                     return m

The @udf decorator will package the function as Snowflake Python UDF and save the model into Snowflake’s internal stage UDF. The function name will be “predict”. It will run the previous read_file function, load it into the variable called “m”, create a dataframe with locals variables, and run “predict” on the variable row.

					from snowflake.snowpark.functions import udf


@udf(name='predict', is_permanent=True, stage_location='@udf', replace=True, session=session)
def predict(LONGITUDE: float, LATITUDE: float, HOUSING_MEDIAN_AGE: float, TOTAL_ROOMS: float, 
                    TOTAL_BEDROOMS: float, POPULATION: float, HOUSEHOLDS: float, MEDIAN_INCOME: float, 
                    OCEAN_PROXIMITY: str) -> float:
       m = read_file('housing_reg.joblib')       
       row = pd.DataFrame([locals()], columns=features)
       return m.predict(row)[0]

We load the Housing_Test set we created before in snowdf_test. If we want to predict “Median_house_Value”, we drop that one and the one we created earlier “Income_Cat”. Once that is done, we call our predict UDF.

					from snowflake.snowpark import functions as F

snowdf_test = session.table("HOUSING_TEST")
inputs = snowdf_test.drop("MEDIAN_HOUSE_VALUE", "INCOME_CAT")
snowdf_results =
Snowpark for Python - Hakkoda - Image 6
Sample of snowdf_results output.

And finally, we place the Actual_Label versus the Prediction.

Snowpark for Python - Hakkoda - Image 7
Sample of Prediction versus Actual_Label output.

And this is the view we get placing a Housing_Detection table with our predictions in Snowflake.

Snowpark for Python - Hakkoda - Image 8

Too Long, Didn’t Read:

In this tutorial, you learned how to take an already available data science model and migrate it to Snowflake using Snowpark for Python.

Some of the points we covered here were:

  • How to connect to Snowflake
  • Loading data using Snowpark functions like copy_into
  • Connect to your data in Snowflake
  • Perform data science predictive modelling in our data with EDA, data cleaning, Cross-validation and fine tuning
  • Deploy the model in Snowflake with UDF python functions.

We hope you enjoyed the tutorial as much as we did creating it! As a closing thought, if you no longer need to use a session for executing queries and want to cancel any running queries, calling the Close method from the Session object is a good way to go.


How Hakkoda Can Help

Our highly-trained team of experts at Hakkoda can help you move to a modern data stack by using the latest functionalities and tools.

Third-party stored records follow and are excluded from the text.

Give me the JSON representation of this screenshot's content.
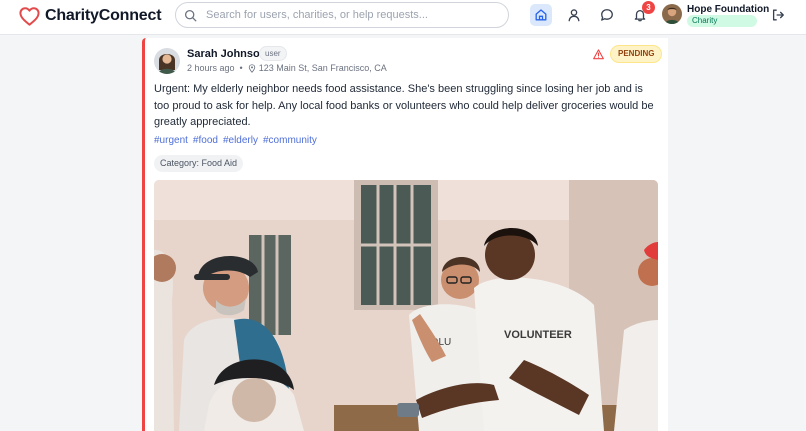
{
  "app": {
    "name": "CharityConnect"
  },
  "search": {
    "placeholder": "Search for users, charities, or help requests..."
  },
  "notifications": {
    "count": "3"
  },
  "current_user": {
    "name": "Hope Foundation",
    "role": "Charity"
  },
  "post": {
    "author": "Sarah Johnson",
    "author_role": "user",
    "time": "2 hours ago",
    "separator": "•",
    "location": "123 Main St, San Francisco, CA",
    "status": "PENDING",
    "text": "Urgent: My elderly neighbor needs food assistance. She's been struggling since losing her job and is too proud to ask for help. Any local food banks or volunteers who could help deliver groceries would be greatly appreciated.",
    "tags": [
      "#urgent",
      "#food",
      "#elderly",
      "#community"
    ],
    "category": "Category: Food Aid",
    "photo_volunteer_shirt": "VOLUNTEER"
  },
  "icons": {
    "logo": "heart-icon",
    "search": "search-icon",
    "home": "home-icon",
    "profile": "user-icon",
    "chat": "chat-icon",
    "notifications": "bell-icon",
    "logout": "logout-icon",
    "location": "map-pin-icon",
    "flag": "warning-icon"
  },
  "colors": {
    "brand_heart": "#e24b4b",
    "card_accent": "#ef4444",
    "active_nav": "#dbe7fb",
    "pending_bg": "#fef3c7",
    "charity_badge_bg": "#d1fae5",
    "tag_link": "#4f6fd8"
  }
}
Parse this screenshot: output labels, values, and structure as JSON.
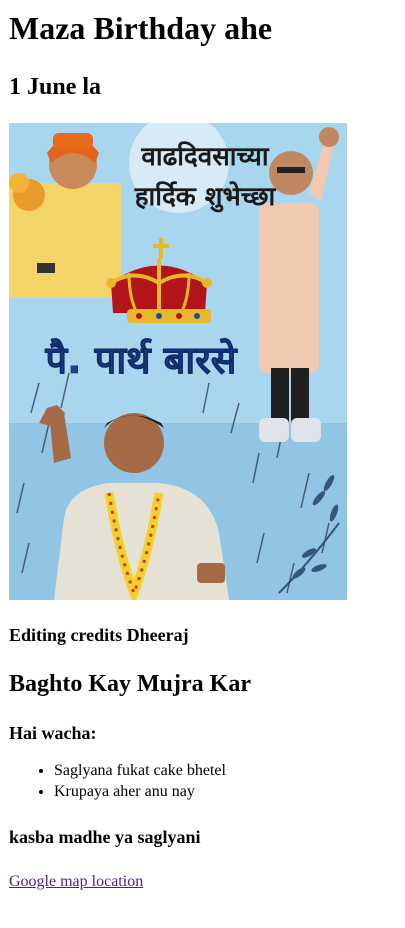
{
  "header": {
    "title": "Maza Birthday ahe",
    "date": "1 June la"
  },
  "poster": {
    "heading_line1": "वाढदिवसाच्या",
    "heading_line2": "हार्दिक शुभेच्छा",
    "name": "पै. पार्थ बारसे",
    "colors": {
      "sky": "#a8d6ee",
      "name_text": "#1c3f8f",
      "crown_gold": "#e8b82a",
      "crown_red": "#b2141a"
    }
  },
  "credits": "Editing credits Dheeraj",
  "subheading": "Baghto Kay Mujra Kar",
  "invite_label": "Hai wacha:",
  "notes": [
    "Saglyana fukat cake bhetel",
    "Krupaya aher anu nay"
  ],
  "location_label": "kasba madhe ya saglyani",
  "map_link": {
    "text": "Google map location"
  }
}
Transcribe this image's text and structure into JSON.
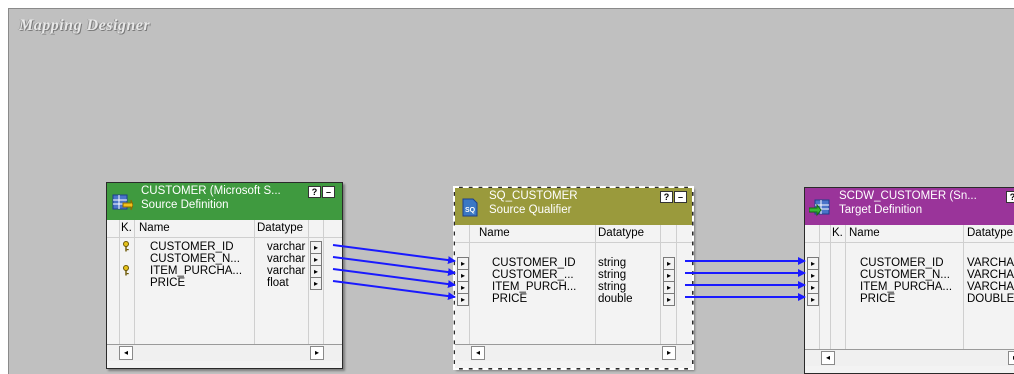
{
  "canvas": {
    "title": "Mapping Designer"
  },
  "source": {
    "title": "CUSTOMER (Microsoft S...",
    "subtitle": "Source Definition",
    "header_color": "#3f9a3f",
    "columns": {
      "key": "K.",
      "name": "Name",
      "datatype": "Datatype"
    },
    "rows": [
      {
        "name": "CUSTOMER_ID",
        "datatype": "varchar",
        "key": true
      },
      {
        "name": "CUSTOMER_N...",
        "datatype": "varchar",
        "key": false
      },
      {
        "name": "ITEM_PURCHA...",
        "datatype": "varchar",
        "key": true
      },
      {
        "name": "PRICE",
        "datatype": "float",
        "key": false
      }
    ]
  },
  "qualifier": {
    "title": "SQ_CUSTOMER",
    "subtitle": "Source Qualifier",
    "header_color": "#9a9a3c",
    "columns": {
      "name": "Name",
      "datatype": "Datatype"
    },
    "rows": [
      {
        "name": "CUSTOMER_ID",
        "datatype": "string"
      },
      {
        "name": "CUSTOMER_...",
        "datatype": "string"
      },
      {
        "name": "ITEM_PURCH...",
        "datatype": "string"
      },
      {
        "name": "PRICE",
        "datatype": "double"
      }
    ]
  },
  "target": {
    "title": "SCDW_CUSTOMER (Sn...",
    "subtitle": "Target Definition",
    "header_color": "#9a349a",
    "columns": {
      "key": "K.",
      "name": "Name",
      "datatype": "Datatype"
    },
    "rows": [
      {
        "name": "CUSTOMER_ID",
        "datatype": "VARCHA"
      },
      {
        "name": "CUSTOMER_N...",
        "datatype": "VARCHA"
      },
      {
        "name": "ITEM_PURCHA...",
        "datatype": "VARCHA"
      },
      {
        "name": "PRICE",
        "datatype": "DOUBLE"
      }
    ]
  },
  "link_color": "#1a1aff"
}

We can put in place a data solution that suits your objectives, our knowledge and expertise takes care of the rest.

At Hakkoda, we’ll leverage data engineering, data science, and even data-driven full-stack application development. To start your data innovation journey with state-of-the-art data solutions, contact us today.

More information and references

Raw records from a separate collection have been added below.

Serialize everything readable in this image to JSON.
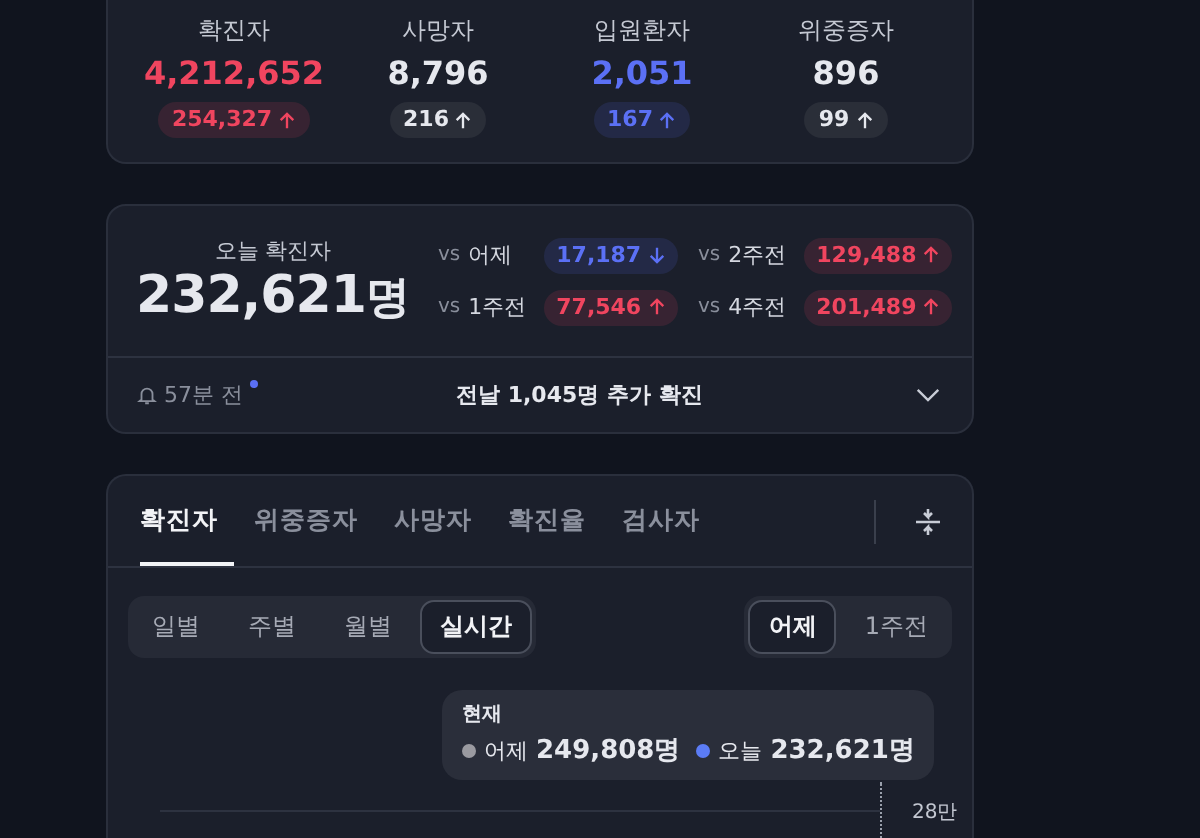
{
  "stats": [
    {
      "label": "확진자",
      "value": "4,212,652",
      "color": "#f0455f",
      "delta": {
        "value": "254,327",
        "rising": true
      }
    },
    {
      "label": "사망자",
      "value": "8,796",
      "color": "#e6e8ee",
      "delta": {
        "value": "216",
        "rising": true
      }
    },
    {
      "label": "입원환자",
      "value": "2,051",
      "color": "#5b70f5",
      "delta": {
        "value": "167",
        "rising": true
      }
    },
    {
      "label": "위중증자",
      "value": "896",
      "color": "#e6e8ee",
      "delta": {
        "value": "99",
        "rising": true
      }
    }
  ],
  "today": {
    "label": "오늘 확진자",
    "value": "232,621",
    "unit": "명",
    "comparisons": [
      {
        "prefix": "vs",
        "label": "어제",
        "value": "17,187",
        "rising": false,
        "color": "#5b70f5"
      },
      {
        "prefix": "vs",
        "label": "2주전",
        "value": "129,488",
        "rising": true,
        "color": "#f0455f"
      },
      {
        "prefix": "vs",
        "label": "1주전",
        "value": "77,546",
        "rising": true,
        "color": "#f0455f"
      },
      {
        "prefix": "vs",
        "label": "4주전",
        "value": "201,489",
        "rising": true,
        "color": "#f0455f"
      }
    ],
    "footer": {
      "time": "57분 전",
      "unread": true,
      "message": "전날 1,045명 추가 확진"
    }
  },
  "tabs": [
    {
      "label": "확진자",
      "selected": true
    },
    {
      "label": "위중증자",
      "selected": false
    },
    {
      "label": "사망자",
      "selected": false
    },
    {
      "label": "확진율",
      "selected": false
    },
    {
      "label": "검사자",
      "selected": false
    }
  ],
  "period_tabs": [
    {
      "label": "일별",
      "selected": false
    },
    {
      "label": "주별",
      "selected": false
    },
    {
      "label": "월별",
      "selected": false
    },
    {
      "label": "실시간",
      "selected": true
    }
  ],
  "compare_tabs": [
    {
      "label": "어제",
      "selected": true
    },
    {
      "label": "1주전",
      "selected": false
    }
  ],
  "tooltip": {
    "title": "현재",
    "entries": [
      {
        "label": "어제",
        "value": "249,808명",
        "color": "#9a9aa0"
      },
      {
        "label": "오늘",
        "value": "232,621명",
        "color": "#5b7cf5"
      }
    ]
  },
  "chart": {
    "y_tick": "28만"
  }
}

Hakkōda 2024 Generative AI State of Data Report: 85% of Organizations Expect to Have Implemented Generative AI data tools by Year's End

Hakkōda 2024 Generative AI State...

Education, government and healthcare lag behind all other industries in Gen AI deployment.
Unlocking the Full Potential of Snowflake for SAP Data with Hakkōda

Unlocking the Full Potential of...

Although many organizations deploy tools alongside SAP to maintain enterprise functions, cross-functionality can be limited. Snowflake offers a platform where…
Summit 2024: Retail and CPG Data Insights and Trends from Modernization to AI

Summit 2024: Retail and CPG...

Explore some of the biggest retail and CPG data insights, themes, and takeaways from Data Cloud Summit 2024, including data…

Never miss an update​

Join our mailing list to stay updated with everything Hakkoda.

Ready to learn more?

Speak with one of our experts.